__WHAT NEEDS TO BE DONE__. The entries below should appear again in your reply, word for word.

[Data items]

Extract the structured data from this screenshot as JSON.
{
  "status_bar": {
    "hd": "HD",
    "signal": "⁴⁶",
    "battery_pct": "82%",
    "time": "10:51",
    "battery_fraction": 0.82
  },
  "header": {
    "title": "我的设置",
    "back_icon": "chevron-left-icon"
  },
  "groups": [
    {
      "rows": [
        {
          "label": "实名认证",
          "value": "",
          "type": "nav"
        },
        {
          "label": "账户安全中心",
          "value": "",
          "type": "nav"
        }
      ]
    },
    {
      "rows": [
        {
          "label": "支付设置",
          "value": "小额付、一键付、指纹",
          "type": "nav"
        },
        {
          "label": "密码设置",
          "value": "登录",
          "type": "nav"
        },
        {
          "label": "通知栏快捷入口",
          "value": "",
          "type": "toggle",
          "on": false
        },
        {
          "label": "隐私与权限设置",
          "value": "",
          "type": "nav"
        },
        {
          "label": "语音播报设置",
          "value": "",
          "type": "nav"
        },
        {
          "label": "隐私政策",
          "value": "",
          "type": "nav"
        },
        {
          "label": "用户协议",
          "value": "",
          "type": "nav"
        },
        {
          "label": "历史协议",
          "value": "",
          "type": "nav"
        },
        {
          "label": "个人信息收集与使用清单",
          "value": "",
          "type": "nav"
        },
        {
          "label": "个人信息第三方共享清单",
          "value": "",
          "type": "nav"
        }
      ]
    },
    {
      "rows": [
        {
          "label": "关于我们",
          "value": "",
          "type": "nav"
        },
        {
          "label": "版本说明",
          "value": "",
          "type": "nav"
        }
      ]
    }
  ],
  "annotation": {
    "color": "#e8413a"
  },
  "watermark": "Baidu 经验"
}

__ANSWER FOR THIS EXERCISE__.
Extract the structured data from this screenshot as JSON.
{
  "status_bar": {
    "hd": "HD",
    "signal": "⁴⁶",
    "battery_pct": "82%",
    "time": "10:51",
    "battery_fraction": 0.82
  },
  "header": {
    "title": "我的设置",
    "back_icon": "chevron-left-icon"
  },
  "groups": [
    {
      "rows": [
        {
          "label": "实名认证",
          "value": "",
          "type": "nav"
        },
        {
          "label": "账户安全中心",
          "value": "",
          "type": "nav"
        }
      ]
    },
    {
      "rows": [
        {
          "label": "支付设置",
          "value": "小额付、一键付、指纹",
          "type": "nav"
        },
        {
          "label": "密码设置",
          "value": "登录",
          "type": "nav"
        },
        {
          "label": "通知栏快捷入口",
          "value": "",
          "type": "toggle",
          "on": false
        },
        {
          "label": "隐私与权限设置",
          "value": "",
          "type": "nav"
        },
        {
          "label": "语音播报设置",
          "value": "",
          "type": "nav"
        },
        {
          "label": "隐私政策",
          "value": "",
          "type": "nav"
        },
        {
          "label": "用户协议",
          "value": "",
          "type": "nav"
        },
        {
          "label": "历史协议",
          "value": "",
          "type": "nav"
        },
        {
          "label": "个人信息收集与使用清单",
          "value": "",
          "type": "nav"
        },
        {
          "label": "个人信息第三方共享清单",
          "value": "",
          "type": "nav"
        }
      ]
    },
    {
      "rows": [
        {
          "label": "关于我们",
          "value": "",
          "type": "nav"
        },
        {
          "label": "版本说明",
          "value": "",
          "type": "nav"
        }
      ]
    }
  ],
  "annotation": {
    "color": "#e8413a"
  },
  "watermark": "Baidu 经验"
}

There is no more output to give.